Ottoman Bank was a private British commercial bank with modest resources and had to content itself with a handful of branches initially rather than fulfil the role of state bank which is what the Ottomans really wanted.
The Ottoman Empire saw the importance of establishing a state bank for its financial stability. A number of foreign and local groups were vying for such a concession but all were rejected in favour of the Ottoman Bank. However the Ottoman government was unwilling to hand over all the powers of a state (central) bank to an institution which was wholly in British hands and they insisted that its capital base be opened up to French investors.
On 4 February 1863, the bank, with its expanded capital provided by British and French shareholders, was elevated to the status of state bank and renamed Imperial Ottoman Bank (or more frequently Banque Impériale Ottomane since French was the lingua franca of the Eastern Mediterranean at that time and the language used in the bank’s internal operations).

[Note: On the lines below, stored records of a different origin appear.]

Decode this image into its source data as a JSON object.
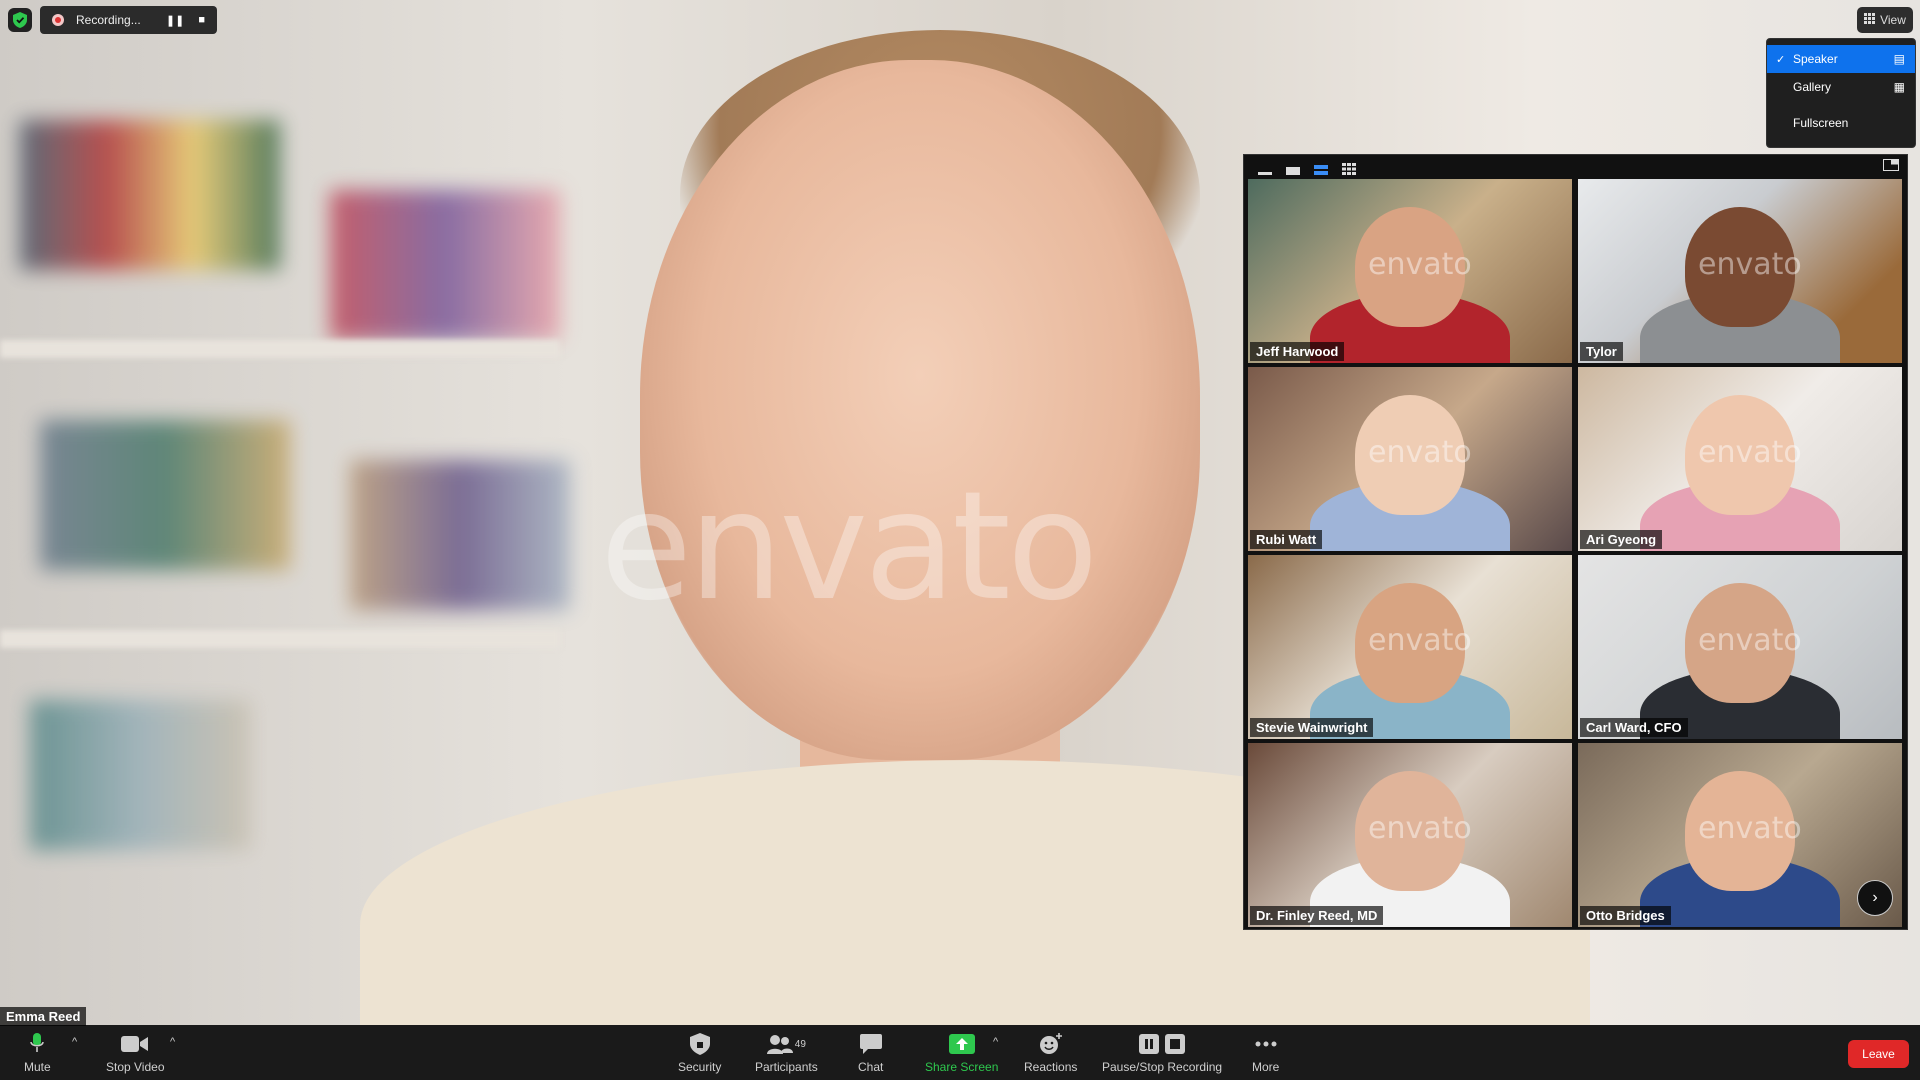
{
  "recording": {
    "label": "Recording..."
  },
  "view": {
    "button_label": "View",
    "menu": [
      {
        "label": "Speaker",
        "selected": true
      },
      {
        "label": "Gallery",
        "selected": false
      },
      {
        "label": "Fullscreen",
        "selected": false
      }
    ]
  },
  "speaker": {
    "name": "Emma Reed",
    "watermark": "envato"
  },
  "gallery": {
    "tiles": [
      {
        "name": "Jeff Harwood"
      },
      {
        "name": "Tylor"
      },
      {
        "name": "Rubi Watt"
      },
      {
        "name": "Ari Gyeong"
      },
      {
        "name": "Stevie Wainwright"
      },
      {
        "name": "Carl Ward, CFO"
      },
      {
        "name": "Dr. Finley Reed, MD"
      },
      {
        "name": "Otto Bridges"
      }
    ],
    "watermark": "envato"
  },
  "toolbar": {
    "mute": "Mute",
    "stop_video": "Stop Video",
    "security": "Security",
    "participants": "Participants",
    "participants_count": "49",
    "chat": "Chat",
    "share_screen": "Share Screen",
    "reactions": "Reactions",
    "pause_stop_recording": "Pause/Stop Recording",
    "more": "More",
    "leave": "Leave"
  },
  "colors": {
    "accent": "#0e72ed",
    "share_green": "#2ec84e",
    "leave_red": "#e02828"
  }
}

With its new status, the bank took on more merchant banking activities such as financing railways and public works, including Beirut Port and the Beirut-Damascus railway line.
The bank moved its head office to this building in 1892. The illustration below shows how the bank’s gold reserves, amounting to 1 1/2 million liras and weighing 13 tons, were transported.
In 1896 the building was attacked by a group of armed Armenians who threatened to blow up the bank. The then governor, Sir Edgar Vincent, escaped through a skylight and alerted the authorities. The attackers eventually gave up their weapons in return for safe passage to France on Sir Edgar’s private yacht.
When the Ottomans entered WWI on the side of the Germans, the Imperial Ottoman Bank was seen as being on the enemy’s side. Its British and French management were forced to leave and the bank’s operations were crippled for the duration of the war. Even after the allied victory, things were never really the same again although the bank was allowed to continue acting as state bank until 1931 when the Central Bank was established.
The name changed back to Ottoman Bank in 1924 and from 1933 onwards it reverted to being purely a commercial bank. The bank sold most of its overseas operations in 1969 to National & Grindlays Bank. In 1996 Ottoman Bank was sold to Dogus Group and it is now part of Garanti Bank.
After reading about the history of the bank, visitors to the museum get to go inside some of the strong rooms which still have their original vault doors, safe cabinets and old ledger books. The safes were made by Chatwood’s of London, Manchester, Leeds and Bolton according to the inscription on the lock mechanism.
One safe contains a considerable number of rather soiled-looking banknotes which are folded into quarters. Ottoman Bank was a banknote issuer.
In another strong room some old staff records have been put on display including full length photographs and some ‘feuilles de personnel’.
This employee’s name was Mrs. Anna Hanss, working at the Smyrne (Izmir) branch.
She was born on 26 July 1871.
She was a widow.
She was Catholic.
Her nationality was stated as ‘Serbo Yougo Slave’.
A breakdown of employees by nationality and religion/ethnicity as at 1906 demonstrates the cosmopolitan nature of the Ottoman Empire which was spread over a wide area of south-east Europe and the Middle East. The bank’s recruitment policy appears to have been skewed against Muslims who made up a disproportionately small number of employees and were engaged mainly in lowly paid non-clerical jobs.
Also on display are a few examples of correspondence with customers such as this beautifully handwritten letter in copperplate style, a skill which appears to be as dead as the Ottoman Empire. (The writing may be beautiful but is not easy to read for the modern eye.) And what a nice telegraphic address that customer had – ‘Victor-Constantinople’!
Overall, a very interesting museum for an ex-banker like me though I’m not sure my son was that impressed.